More stringent fuel regulations regarding sulphur content could significantly increase global shipping companies’ operating costs and capex needs, says Fitch Ratings in a new report. “This may negatively affect their credit quality unless they manage to pass these costs to customers. Many shipping companies have started implementing fuel surcharges to recover costs associated with the new sulphur cap regulation, but their ability to sustain these will depend on market fundamentals, which remain challenging,” said Flitch.
8. Five Star Sale Announced
Ningbo Marine Court is going to hold an auction to sell the 2010-built capesize bulker Five Stars Beijing through online platform Taobao on December 6. The 179,800 dwt bulker is the last ship belonging to the now defunct Five Stars Fujian Shipping. In August, Beihai Maritime Court sold the company’s capesize bulker Five Stars Fujian for around $24.8m. Greek owner Safe Bulkers acquired the vessel and renamed it Mount Troodos. Five Stars Fujian has been suffering a financial crisis since 2016 and all assets of the company had been seized by creditor banks.
9. IMO Audit Roll Out
Auditing IMO Member States to assess how effectively they administer key IMO treaties is an important part of the Organization’s work to ensure its regulatory framework is universally adopted and implemented. A regional training course for auditors under the IMO’s Member State Audit Scheme (IMSAS) took place in Busan, Republic of Korea (29 October – 2 November).

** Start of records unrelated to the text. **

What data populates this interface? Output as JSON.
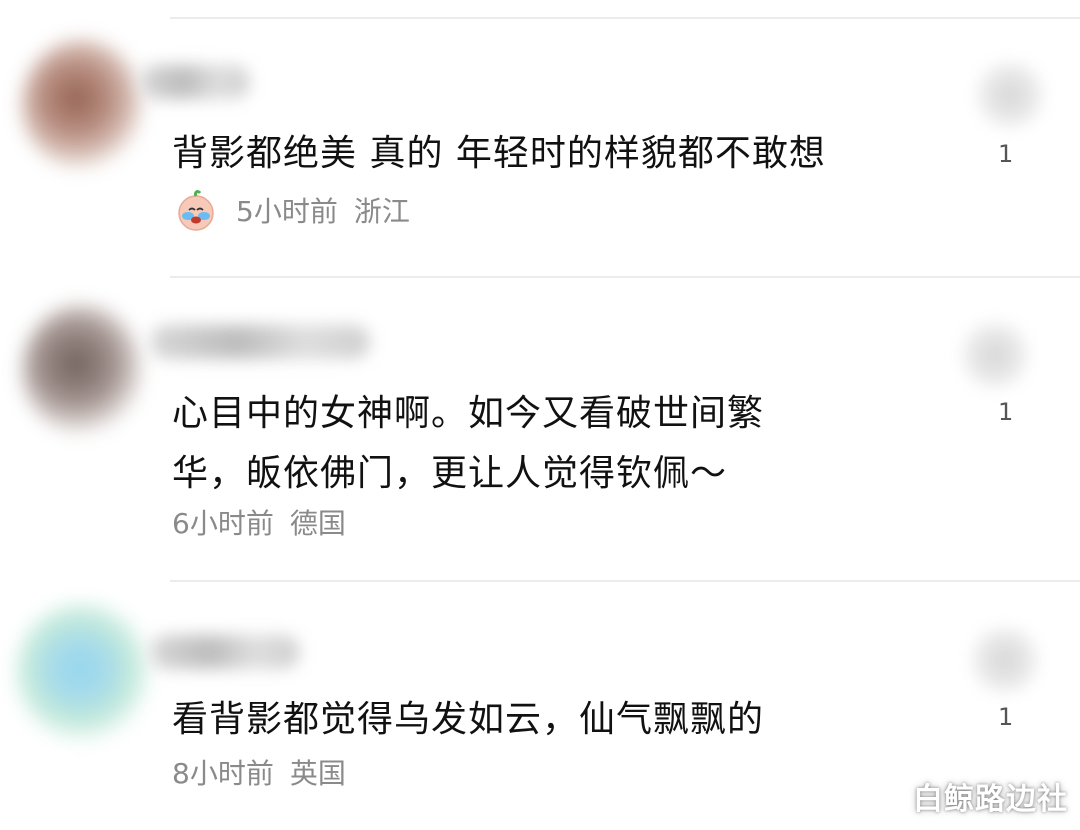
{
  "comments": [
    {
      "text_lines": [
        "背影都绝美 真的 年轻时的样貌都不敢想"
      ],
      "time": "5小时前",
      "location": "浙江",
      "likes": "1",
      "sticker": "crying-baby-sticker-icon"
    },
    {
      "text_lines": [
        "心目中的女神啊。如今又看破世间繁",
        "华，皈依佛门，更让人觉得钦佩～"
      ],
      "time": "6小时前",
      "location": "德国",
      "likes": "1"
    },
    {
      "text_lines": [
        "看背影都觉得乌发如云，仙气飘飘的"
      ],
      "time": "8小时前",
      "location": "英国",
      "likes": "1"
    }
  ],
  "watermark": "白鲸路边社",
  "colors": {
    "text": "#111111",
    "meta": "#8a8a8a",
    "divider": "#ececec"
  }
}
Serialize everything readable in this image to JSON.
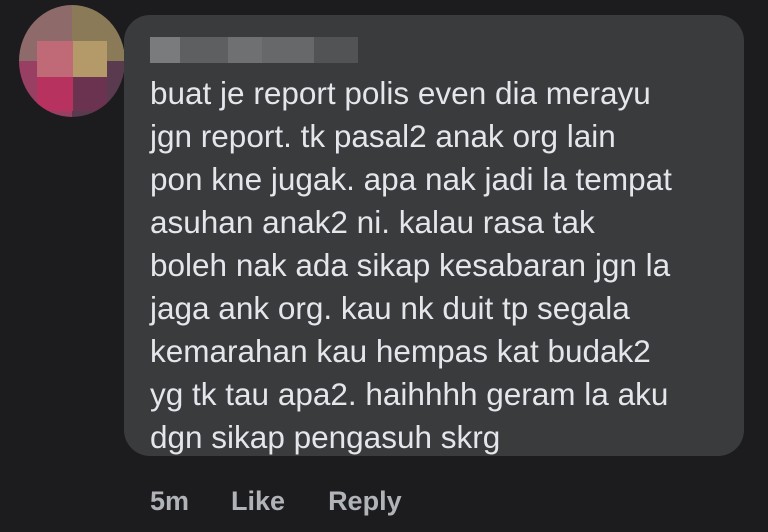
{
  "comment": {
    "author_avatar": "blurred-avatar",
    "author_name": "",
    "text": "buat je report polis even dia merayu\njgn report. tk pasal2 anak org lain\npon kne jugak. apa nak jadi la tempat\nasuhan anak2 ni. kalau rasa tak\nboleh nak ada sikap kesabaran jgn la\njaga ank org. kau nk duit tp segala\nkemarahan kau hempas kat budak2\nyg tk tau apa2. haihhhh geram la aku\ndgn sikap pengasuh skrg",
    "timestamp": "5m",
    "like_label": "Like",
    "reply_label": "Reply"
  },
  "colors": {
    "background": "#1c1c1e",
    "bubble": "#3a3b3c",
    "text": "#e4e6eb",
    "meta": "#b0b3b8"
  }
}
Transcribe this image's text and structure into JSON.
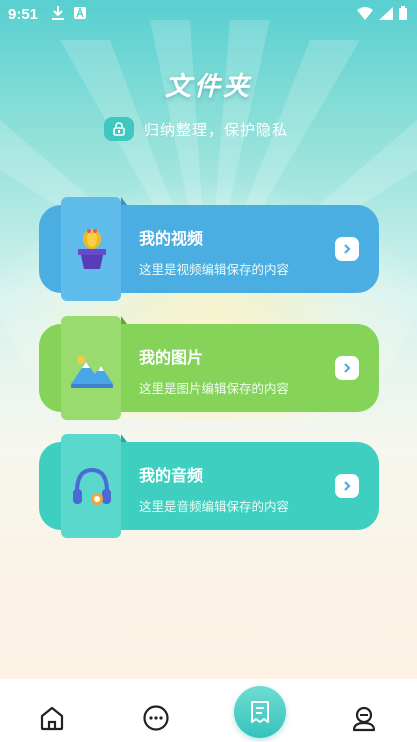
{
  "status_bar": {
    "time": "9:51"
  },
  "header": {
    "title": "文件夹",
    "subtitle": "归纳整理，保护隐私"
  },
  "cards": [
    {
      "title": "我的视频",
      "description": "这里是视频编辑保存的内容",
      "color": "#4aaee2",
      "tab_color": "#5fbbea",
      "icon": "cactus-pot-icon"
    },
    {
      "title": "我的图片",
      "description": "这里是图片编辑保存的内容",
      "color": "#86d35a",
      "tab_color": "#99dc6d",
      "icon": "mountain-picture-icon"
    },
    {
      "title": "我的音频",
      "description": "这里是音频编辑保存的内容",
      "color": "#3fcfc1",
      "tab_color": "#5ad8cc",
      "icon": "headphones-icon"
    }
  ],
  "bottom_nav": {
    "items": [
      "home-icon",
      "chat-bubble-icon",
      "folder-document-icon",
      "profile-icon"
    ],
    "active": "folder-document-icon"
  }
}
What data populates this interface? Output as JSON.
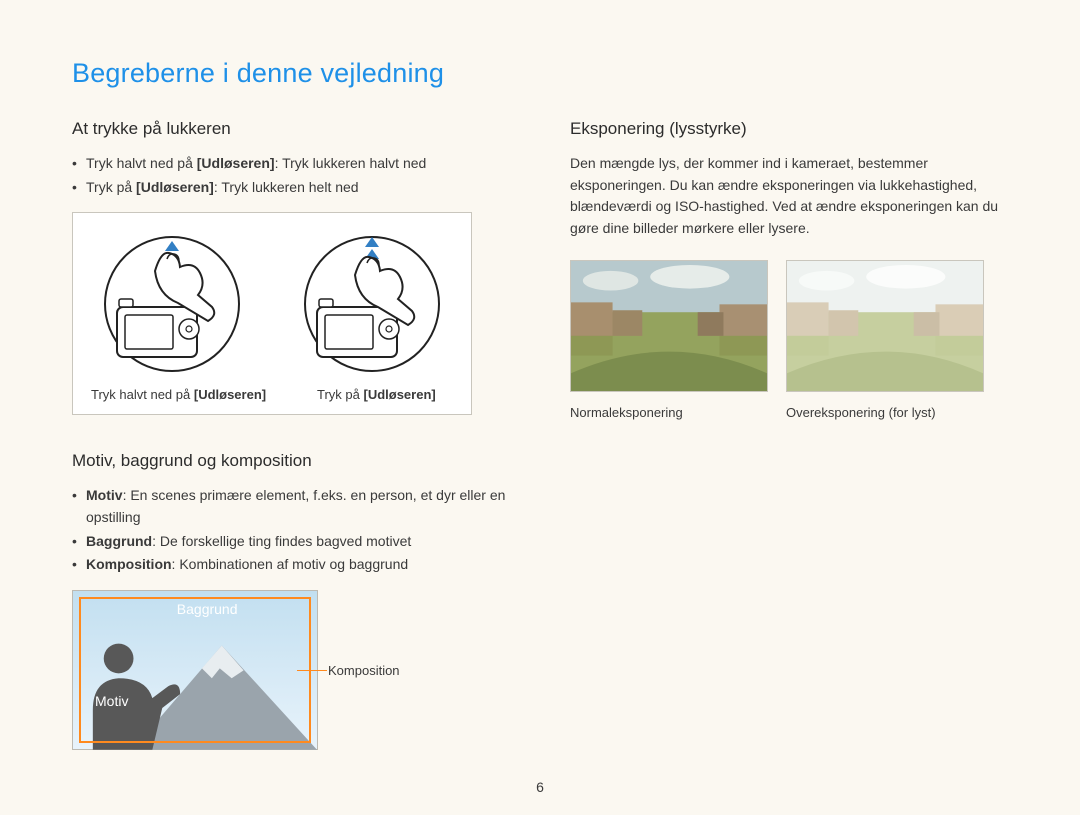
{
  "title": "Begreberne i denne vejledning",
  "page_number": "6",
  "left": {
    "shutter": {
      "heading": "At trykke på lukkeren",
      "bullets": [
        {
          "pre": "Tryk halvt ned på ",
          "bold": "[Udløseren]",
          "post": ": Tryk lukkeren halvt ned"
        },
        {
          "pre": "Tryk på ",
          "bold": "[Udløseren]",
          "post": ": Tryk lukkeren helt ned"
        }
      ],
      "cap1_pre": "Tryk halvt ned på ",
      "cap1_bold": "[Udløseren]",
      "cap2_pre": "Tryk på ",
      "cap2_bold": "[Udløseren]"
    },
    "comp": {
      "heading": "Motiv, baggrund og komposition",
      "bullets": [
        {
          "bold": "Motiv",
          "post": ": En scenes primære element, f.eks. en person, et dyr eller en opstilling"
        },
        {
          "bold": "Baggrund",
          "post": ": De forskellige ting findes bagved motivet"
        },
        {
          "bold": "Komposition",
          "post": ": Kombinationen af motiv og baggrund"
        }
      ],
      "label_bg": "Baggrund",
      "label_motiv": "Motiv",
      "label_komp": "Komposition"
    }
  },
  "right": {
    "expo": {
      "heading": "Eksponering (lysstyrke)",
      "paragraph": "Den mængde lys, der kommer ind i kameraet, bestemmer eksponeringen. Du kan ændre eksponeringen via lukkehastighed, blændeværdi og ISO-hastighed. Ved at ændre eksponeringen kan du gøre dine billeder mørkere eller lysere.",
      "img1_cap": "Normaleksponering",
      "img2_cap": "Overeksponering (for lyst)"
    }
  }
}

10. Multi Million Pollution Fine
German shipping company, MST Mineralien Schiffahrt Spedition und Transport GmbH (MST), was sentenced and ordered to pay a USD 3.2 million criminal fine due to hiding oil pollution. According to the US Department of Justice, the company pleaded guilty and was sentenced in Portland, Maine, for obstruction of justice and maintaining false official records to conceal deliberate pollution from its ship the M/V Marguerita. Namely, the company used falsified log books to hide intentional discharges of oily bilge waste occurring over a nine-month period during which the ship regularly made port calls in Portland, Maine.
Daily news feed from Seacurus Ltd – providers of MLC crew insurance solutions www.seacurus.com